Deeper and faster coal production cuts needed
US coal companies should be far more aggressive in closing mines if the oversupply in the US market is to be resolved. Failure to do so is to miss the “fundamental point of this depressed market,” the Institute for Energy Economics and Financial Analysis concludes in a recent report into Peabody Energy’s recent financial performance.
Peabody recently reported a full-year loss of US$1.86 billion from its continuous operations and lowered its outlook for coal demand at US utilities by 40 – 60 million short t. That, combined with an expected running down of power plants stockpiles, could see US coal shipments fall by 150 – 170 million short t in 2016.
“Current coal markets […] highlight the fact that the coal industry in general […] must become substantially smaller to [survive]. More mines need to close,” argue the report’s authors, Tom Sanzillo, Tim Buckley and Clark Derry-Williams.
Looking specifically at Peabody, the report calls the company’s production reduction plans “inadequate and [not] fully responsive to the declining price of coal”. Moreover, it current strategy of asset divestments risks exacerbating the problem as the buyers of those assets continue to flow of unwanted coal onto the market.
“Peabody is trying to manage its debt problems by selling mines for cash to competitors who will then further flood an already oversupplied market,” the report continues.
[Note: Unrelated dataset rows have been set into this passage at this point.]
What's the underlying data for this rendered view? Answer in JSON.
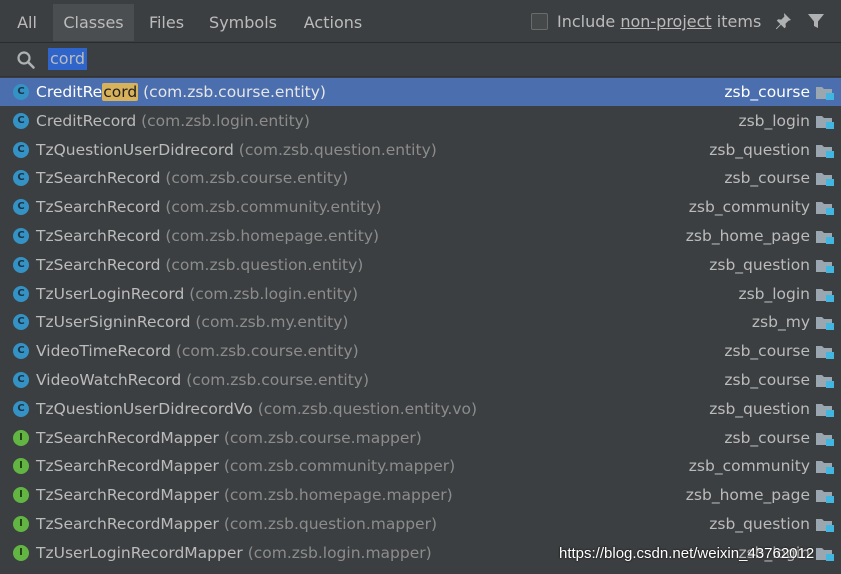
{
  "tabs": [
    {
      "label": "All",
      "active": false
    },
    {
      "label": "Classes",
      "active": true
    },
    {
      "label": "Files",
      "active": false
    },
    {
      "label": "Symbols",
      "active": false
    },
    {
      "label": "Actions",
      "active": false
    }
  ],
  "include": {
    "prefix": "Include ",
    "underlined": "non-project",
    "suffix": " items",
    "checked": false
  },
  "icons": {
    "pin": "pin-icon",
    "filter": "filter-icon",
    "search": "search-icon",
    "folder": "module-folder-icon"
  },
  "search": {
    "value": "cord"
  },
  "colors": {
    "selection": "#4b6eaf",
    "match": "#d8b15b",
    "class_icon": "#3592c4",
    "interface_icon": "#62b543"
  },
  "results": [
    {
      "kind": "C",
      "pre": "CreditRe",
      "match": "cord",
      "post": "",
      "pkg": "(com.zsb.course.entity)",
      "module": "zsb_course",
      "selected": true
    },
    {
      "kind": "C",
      "pre": "CreditRecord",
      "match": "",
      "post": "",
      "pkg": "(com.zsb.login.entity)",
      "module": "zsb_login",
      "selected": false
    },
    {
      "kind": "C",
      "pre": "TzQuestionUserDidrecord",
      "match": "",
      "post": "",
      "pkg": "(com.zsb.question.entity)",
      "module": "zsb_question",
      "selected": false
    },
    {
      "kind": "C",
      "pre": "TzSearchRecord",
      "match": "",
      "post": "",
      "pkg": "(com.zsb.course.entity)",
      "module": "zsb_course",
      "selected": false
    },
    {
      "kind": "C",
      "pre": "TzSearchRecord",
      "match": "",
      "post": "",
      "pkg": "(com.zsb.community.entity)",
      "module": "zsb_community",
      "selected": false
    },
    {
      "kind": "C",
      "pre": "TzSearchRecord",
      "match": "",
      "post": "",
      "pkg": "(com.zsb.homepage.entity)",
      "module": "zsb_home_page",
      "selected": false
    },
    {
      "kind": "C",
      "pre": "TzSearchRecord",
      "match": "",
      "post": "",
      "pkg": "(com.zsb.question.entity)",
      "module": "zsb_question",
      "selected": false
    },
    {
      "kind": "C",
      "pre": "TzUserLoginRecord",
      "match": "",
      "post": "",
      "pkg": "(com.zsb.login.entity)",
      "module": "zsb_login",
      "selected": false
    },
    {
      "kind": "C",
      "pre": "TzUserSigninRecord",
      "match": "",
      "post": "",
      "pkg": "(com.zsb.my.entity)",
      "module": "zsb_my",
      "selected": false
    },
    {
      "kind": "C",
      "pre": "VideoTimeRecord",
      "match": "",
      "post": "",
      "pkg": "(com.zsb.course.entity)",
      "module": "zsb_course",
      "selected": false
    },
    {
      "kind": "C",
      "pre": "VideoWatchRecord",
      "match": "",
      "post": "",
      "pkg": "(com.zsb.course.entity)",
      "module": "zsb_course",
      "selected": false
    },
    {
      "kind": "C",
      "pre": "TzQuestionUserDidrecordVo",
      "match": "",
      "post": "",
      "pkg": "(com.zsb.question.entity.vo)",
      "module": "zsb_question",
      "selected": false
    },
    {
      "kind": "I",
      "pre": "TzSearchRecordMapper",
      "match": "",
      "post": "",
      "pkg": "(com.zsb.course.mapper)",
      "module": "zsb_course",
      "selected": false
    },
    {
      "kind": "I",
      "pre": "TzSearchRecordMapper",
      "match": "",
      "post": "",
      "pkg": "(com.zsb.community.mapper)",
      "module": "zsb_community",
      "selected": false
    },
    {
      "kind": "I",
      "pre": "TzSearchRecordMapper",
      "match": "",
      "post": "",
      "pkg": "(com.zsb.homepage.mapper)",
      "module": "zsb_home_page",
      "selected": false
    },
    {
      "kind": "I",
      "pre": "TzSearchRecordMapper",
      "match": "",
      "post": "",
      "pkg": "(com.zsb.question.mapper)",
      "module": "zsb_question",
      "selected": false
    },
    {
      "kind": "I",
      "pre": "TzUserLoginRecordMapper",
      "match": "",
      "post": "",
      "pkg": "(com.zsb.login.mapper)",
      "module": "zsb_login",
      "selected": false
    }
  ],
  "watermark": "https://blog.csdn.net/weixin_43762012"
}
As a result, “Peabody’s debt management plans – asset sales, debt exchange and self-bonding cost control – will be insufficient even if they are successful.”
Sanzillo, Buckley and Williams-Derry conclude that “if coal prices have any chance of turning around, the company must use the primary tool it has in its control: closing mines to drive down the supply of coal commensurate with market demand.”
That criticism was echoed by coal industry analyst, Stephen Doyle, founder of Doyle Trading Consultants and President of BtuBarron, who called Peabody’s results “every bit as ugly as they appear” in an emailed statement to World Coal.
According to Doyle, proposed production cuts in the US coal sector have come “way to late”.
“The mantra of 2014 was how much liquidity the coal companies had – including those who have since filed for Chapter 11 [bankruptcy protection]. Instead of collectively using that liquidity to close production, the coal companies collectively thought they all could be the last man standing,” Doyle said.
Edited by Jonathan Rowland.